▶ Task goal
Every line of the following records that includes "data" should be copied.
☆ ☆ ☆ ☆ ☆ ☆ ☆
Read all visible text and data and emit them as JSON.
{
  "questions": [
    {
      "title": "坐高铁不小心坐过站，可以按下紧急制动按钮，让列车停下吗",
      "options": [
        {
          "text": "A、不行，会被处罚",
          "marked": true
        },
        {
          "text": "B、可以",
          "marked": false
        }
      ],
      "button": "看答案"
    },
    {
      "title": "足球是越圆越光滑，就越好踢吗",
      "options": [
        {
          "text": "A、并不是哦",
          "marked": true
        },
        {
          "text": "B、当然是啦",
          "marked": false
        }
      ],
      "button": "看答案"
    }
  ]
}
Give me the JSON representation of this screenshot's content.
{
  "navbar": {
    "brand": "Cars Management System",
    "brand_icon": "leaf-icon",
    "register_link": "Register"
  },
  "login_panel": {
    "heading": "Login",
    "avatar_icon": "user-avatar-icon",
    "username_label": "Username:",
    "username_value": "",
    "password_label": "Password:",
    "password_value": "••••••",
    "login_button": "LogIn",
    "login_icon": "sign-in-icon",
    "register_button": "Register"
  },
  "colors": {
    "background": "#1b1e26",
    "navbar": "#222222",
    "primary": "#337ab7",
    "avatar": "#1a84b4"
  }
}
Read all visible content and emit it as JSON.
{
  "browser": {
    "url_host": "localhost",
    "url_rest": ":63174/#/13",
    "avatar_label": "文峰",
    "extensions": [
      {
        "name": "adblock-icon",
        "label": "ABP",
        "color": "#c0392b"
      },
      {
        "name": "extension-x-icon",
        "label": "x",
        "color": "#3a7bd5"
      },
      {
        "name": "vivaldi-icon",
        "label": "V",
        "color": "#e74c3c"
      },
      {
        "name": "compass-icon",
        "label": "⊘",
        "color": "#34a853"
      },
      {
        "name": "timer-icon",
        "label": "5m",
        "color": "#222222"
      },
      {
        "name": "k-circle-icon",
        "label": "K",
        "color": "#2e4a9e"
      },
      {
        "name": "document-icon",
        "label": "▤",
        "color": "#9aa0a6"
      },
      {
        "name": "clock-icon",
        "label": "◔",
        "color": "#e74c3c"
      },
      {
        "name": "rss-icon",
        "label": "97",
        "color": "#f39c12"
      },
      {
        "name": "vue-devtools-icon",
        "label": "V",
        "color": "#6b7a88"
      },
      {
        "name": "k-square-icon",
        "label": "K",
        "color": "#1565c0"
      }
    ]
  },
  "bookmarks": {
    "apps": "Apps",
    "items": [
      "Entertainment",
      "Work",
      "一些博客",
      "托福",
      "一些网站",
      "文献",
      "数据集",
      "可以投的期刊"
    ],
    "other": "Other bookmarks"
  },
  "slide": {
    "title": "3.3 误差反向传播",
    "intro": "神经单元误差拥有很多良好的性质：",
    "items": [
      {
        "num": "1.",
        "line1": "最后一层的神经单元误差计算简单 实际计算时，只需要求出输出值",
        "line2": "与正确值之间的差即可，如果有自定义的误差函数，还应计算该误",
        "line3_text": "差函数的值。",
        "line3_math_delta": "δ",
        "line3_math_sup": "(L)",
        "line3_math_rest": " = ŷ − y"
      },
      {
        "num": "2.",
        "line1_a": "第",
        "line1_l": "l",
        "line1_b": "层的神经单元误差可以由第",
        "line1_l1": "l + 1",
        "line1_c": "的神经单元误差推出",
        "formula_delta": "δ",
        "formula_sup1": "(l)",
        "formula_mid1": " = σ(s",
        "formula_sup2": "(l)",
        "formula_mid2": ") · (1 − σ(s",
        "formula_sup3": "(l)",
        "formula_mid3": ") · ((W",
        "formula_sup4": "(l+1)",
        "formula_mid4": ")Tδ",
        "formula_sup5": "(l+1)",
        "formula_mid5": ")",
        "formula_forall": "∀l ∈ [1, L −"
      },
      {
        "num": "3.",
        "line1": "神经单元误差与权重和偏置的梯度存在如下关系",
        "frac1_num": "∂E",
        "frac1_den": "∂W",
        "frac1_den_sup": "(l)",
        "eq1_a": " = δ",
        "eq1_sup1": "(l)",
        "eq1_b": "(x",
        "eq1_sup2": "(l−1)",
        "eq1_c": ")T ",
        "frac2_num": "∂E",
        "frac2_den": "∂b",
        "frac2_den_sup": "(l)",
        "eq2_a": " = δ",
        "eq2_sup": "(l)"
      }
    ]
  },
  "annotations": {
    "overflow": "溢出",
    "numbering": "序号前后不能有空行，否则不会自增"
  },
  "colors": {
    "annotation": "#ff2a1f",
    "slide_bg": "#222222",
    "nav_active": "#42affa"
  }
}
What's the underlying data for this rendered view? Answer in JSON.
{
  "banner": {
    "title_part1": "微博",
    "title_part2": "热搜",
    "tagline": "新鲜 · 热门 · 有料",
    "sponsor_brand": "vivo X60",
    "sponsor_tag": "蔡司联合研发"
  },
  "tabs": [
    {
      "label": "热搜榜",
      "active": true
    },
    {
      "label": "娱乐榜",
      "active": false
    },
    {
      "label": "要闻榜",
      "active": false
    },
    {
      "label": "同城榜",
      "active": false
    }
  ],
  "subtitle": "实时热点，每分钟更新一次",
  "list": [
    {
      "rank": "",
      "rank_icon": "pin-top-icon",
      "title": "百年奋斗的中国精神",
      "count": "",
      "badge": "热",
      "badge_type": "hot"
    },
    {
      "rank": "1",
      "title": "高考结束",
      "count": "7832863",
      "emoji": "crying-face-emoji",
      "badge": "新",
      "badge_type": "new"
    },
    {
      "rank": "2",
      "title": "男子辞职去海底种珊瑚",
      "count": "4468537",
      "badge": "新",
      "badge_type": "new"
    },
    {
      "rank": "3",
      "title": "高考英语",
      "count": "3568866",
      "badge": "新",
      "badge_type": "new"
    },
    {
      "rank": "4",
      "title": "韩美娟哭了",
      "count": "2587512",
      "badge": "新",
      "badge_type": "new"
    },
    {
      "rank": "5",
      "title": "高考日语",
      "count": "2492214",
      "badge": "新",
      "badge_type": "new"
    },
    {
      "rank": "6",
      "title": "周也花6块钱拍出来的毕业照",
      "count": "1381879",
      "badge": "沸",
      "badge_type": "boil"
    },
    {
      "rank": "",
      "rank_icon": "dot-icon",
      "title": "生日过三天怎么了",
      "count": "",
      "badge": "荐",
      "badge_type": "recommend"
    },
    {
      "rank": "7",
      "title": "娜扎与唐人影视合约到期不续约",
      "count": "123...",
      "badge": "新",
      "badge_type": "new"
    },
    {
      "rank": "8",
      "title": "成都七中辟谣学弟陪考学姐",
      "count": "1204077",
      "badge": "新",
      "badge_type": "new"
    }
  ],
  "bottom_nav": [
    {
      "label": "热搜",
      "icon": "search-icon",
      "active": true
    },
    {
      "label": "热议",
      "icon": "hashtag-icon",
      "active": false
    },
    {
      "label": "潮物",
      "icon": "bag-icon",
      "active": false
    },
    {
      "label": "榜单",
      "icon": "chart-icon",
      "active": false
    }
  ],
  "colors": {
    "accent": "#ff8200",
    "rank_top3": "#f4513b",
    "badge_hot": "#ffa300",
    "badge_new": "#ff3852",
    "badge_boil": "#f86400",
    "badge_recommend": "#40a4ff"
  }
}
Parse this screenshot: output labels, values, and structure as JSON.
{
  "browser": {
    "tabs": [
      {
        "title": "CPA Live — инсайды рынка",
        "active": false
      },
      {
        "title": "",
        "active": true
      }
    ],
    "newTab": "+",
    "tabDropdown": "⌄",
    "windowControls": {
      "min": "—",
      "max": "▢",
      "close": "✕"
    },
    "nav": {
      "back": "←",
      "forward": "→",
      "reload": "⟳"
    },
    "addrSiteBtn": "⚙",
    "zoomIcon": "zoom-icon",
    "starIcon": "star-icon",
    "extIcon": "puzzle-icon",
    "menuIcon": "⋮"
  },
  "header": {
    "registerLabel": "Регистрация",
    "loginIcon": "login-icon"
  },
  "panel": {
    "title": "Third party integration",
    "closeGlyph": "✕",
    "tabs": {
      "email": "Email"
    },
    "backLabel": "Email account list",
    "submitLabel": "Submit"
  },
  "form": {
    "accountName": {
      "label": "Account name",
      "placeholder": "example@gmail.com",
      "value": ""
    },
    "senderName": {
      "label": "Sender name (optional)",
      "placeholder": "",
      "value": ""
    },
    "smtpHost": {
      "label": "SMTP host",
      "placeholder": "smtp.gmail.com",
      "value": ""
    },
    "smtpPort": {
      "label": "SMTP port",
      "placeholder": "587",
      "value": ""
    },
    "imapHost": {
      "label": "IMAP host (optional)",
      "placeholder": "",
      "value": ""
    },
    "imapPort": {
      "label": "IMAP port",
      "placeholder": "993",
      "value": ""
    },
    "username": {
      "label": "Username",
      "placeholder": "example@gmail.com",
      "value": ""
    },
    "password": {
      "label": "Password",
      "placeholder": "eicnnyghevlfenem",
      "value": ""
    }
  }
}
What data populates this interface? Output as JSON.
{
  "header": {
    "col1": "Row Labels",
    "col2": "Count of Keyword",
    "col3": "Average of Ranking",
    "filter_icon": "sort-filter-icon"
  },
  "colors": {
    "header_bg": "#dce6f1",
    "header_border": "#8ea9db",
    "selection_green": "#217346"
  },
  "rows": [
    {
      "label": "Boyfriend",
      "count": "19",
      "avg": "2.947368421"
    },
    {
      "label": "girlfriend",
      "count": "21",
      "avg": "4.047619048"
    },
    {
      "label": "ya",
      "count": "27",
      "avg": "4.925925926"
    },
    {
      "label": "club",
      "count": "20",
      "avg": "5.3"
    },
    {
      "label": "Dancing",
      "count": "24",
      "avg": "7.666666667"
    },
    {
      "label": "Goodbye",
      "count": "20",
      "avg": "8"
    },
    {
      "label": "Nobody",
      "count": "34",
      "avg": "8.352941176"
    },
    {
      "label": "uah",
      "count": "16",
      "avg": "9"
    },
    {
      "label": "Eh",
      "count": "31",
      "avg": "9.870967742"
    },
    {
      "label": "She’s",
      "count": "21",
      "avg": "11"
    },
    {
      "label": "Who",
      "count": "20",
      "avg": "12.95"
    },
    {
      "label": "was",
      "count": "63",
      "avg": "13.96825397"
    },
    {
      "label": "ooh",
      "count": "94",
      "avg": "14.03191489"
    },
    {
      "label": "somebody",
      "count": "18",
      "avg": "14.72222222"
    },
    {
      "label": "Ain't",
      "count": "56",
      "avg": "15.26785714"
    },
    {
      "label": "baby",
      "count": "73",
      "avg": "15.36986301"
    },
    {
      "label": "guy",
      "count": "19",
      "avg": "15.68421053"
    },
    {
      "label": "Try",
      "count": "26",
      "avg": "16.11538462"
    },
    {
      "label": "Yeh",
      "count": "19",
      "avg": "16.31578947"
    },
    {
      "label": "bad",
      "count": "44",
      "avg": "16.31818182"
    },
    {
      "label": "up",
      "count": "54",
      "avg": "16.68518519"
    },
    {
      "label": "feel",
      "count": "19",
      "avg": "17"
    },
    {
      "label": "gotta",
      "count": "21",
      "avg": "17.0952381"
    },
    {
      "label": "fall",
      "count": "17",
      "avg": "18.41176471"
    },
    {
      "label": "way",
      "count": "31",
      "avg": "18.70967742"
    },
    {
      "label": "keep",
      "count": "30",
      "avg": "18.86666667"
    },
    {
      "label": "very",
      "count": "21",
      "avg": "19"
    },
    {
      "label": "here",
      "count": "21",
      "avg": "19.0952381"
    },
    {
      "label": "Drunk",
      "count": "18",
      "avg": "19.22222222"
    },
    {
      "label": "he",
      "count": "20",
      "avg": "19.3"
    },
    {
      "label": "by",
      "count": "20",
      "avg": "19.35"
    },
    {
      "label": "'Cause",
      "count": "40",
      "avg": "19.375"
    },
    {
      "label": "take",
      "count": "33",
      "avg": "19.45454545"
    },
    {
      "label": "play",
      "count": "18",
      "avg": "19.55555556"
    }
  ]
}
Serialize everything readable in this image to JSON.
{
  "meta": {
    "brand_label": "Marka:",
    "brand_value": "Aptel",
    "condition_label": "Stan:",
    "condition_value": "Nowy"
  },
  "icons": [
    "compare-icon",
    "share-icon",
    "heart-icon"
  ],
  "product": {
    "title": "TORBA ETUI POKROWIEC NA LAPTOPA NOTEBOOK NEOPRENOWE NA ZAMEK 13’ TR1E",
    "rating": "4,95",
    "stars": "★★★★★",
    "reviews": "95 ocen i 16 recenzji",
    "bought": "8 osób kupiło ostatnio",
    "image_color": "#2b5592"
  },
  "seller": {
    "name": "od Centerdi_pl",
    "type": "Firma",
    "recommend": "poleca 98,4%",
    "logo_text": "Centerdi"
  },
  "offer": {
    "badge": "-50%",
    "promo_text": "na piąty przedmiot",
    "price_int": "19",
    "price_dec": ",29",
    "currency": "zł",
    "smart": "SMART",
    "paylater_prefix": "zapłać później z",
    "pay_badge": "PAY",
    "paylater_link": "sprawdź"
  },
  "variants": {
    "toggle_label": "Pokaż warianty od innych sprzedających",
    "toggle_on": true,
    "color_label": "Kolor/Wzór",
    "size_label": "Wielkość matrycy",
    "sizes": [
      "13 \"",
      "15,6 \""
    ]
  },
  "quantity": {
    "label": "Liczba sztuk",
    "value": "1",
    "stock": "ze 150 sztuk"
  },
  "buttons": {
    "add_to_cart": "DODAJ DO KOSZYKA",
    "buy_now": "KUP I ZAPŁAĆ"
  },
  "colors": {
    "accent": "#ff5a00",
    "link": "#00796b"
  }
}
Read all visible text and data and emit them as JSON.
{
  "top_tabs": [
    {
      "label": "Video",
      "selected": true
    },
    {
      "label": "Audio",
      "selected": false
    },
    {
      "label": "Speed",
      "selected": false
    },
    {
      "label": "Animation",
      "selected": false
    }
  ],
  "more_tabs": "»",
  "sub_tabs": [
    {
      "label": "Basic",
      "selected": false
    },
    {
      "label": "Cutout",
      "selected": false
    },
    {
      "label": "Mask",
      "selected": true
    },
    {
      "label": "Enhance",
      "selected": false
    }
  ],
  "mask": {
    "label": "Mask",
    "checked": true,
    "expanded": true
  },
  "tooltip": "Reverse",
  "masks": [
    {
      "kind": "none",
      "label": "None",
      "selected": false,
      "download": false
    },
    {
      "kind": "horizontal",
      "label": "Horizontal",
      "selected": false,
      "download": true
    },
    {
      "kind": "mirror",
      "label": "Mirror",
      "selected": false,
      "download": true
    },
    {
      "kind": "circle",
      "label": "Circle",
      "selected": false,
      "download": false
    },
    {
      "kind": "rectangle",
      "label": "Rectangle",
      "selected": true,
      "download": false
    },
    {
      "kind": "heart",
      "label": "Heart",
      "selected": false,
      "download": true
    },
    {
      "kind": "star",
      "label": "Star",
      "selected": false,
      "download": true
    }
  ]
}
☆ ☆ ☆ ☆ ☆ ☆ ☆
▶ Output for this task
Read all visible text and data and emit them as JSON.
What's the underlying data for this rendered view? Answer in JSON.
What data populates this interface? Output as JSON.
Read all visible text and data and emit them as JSON.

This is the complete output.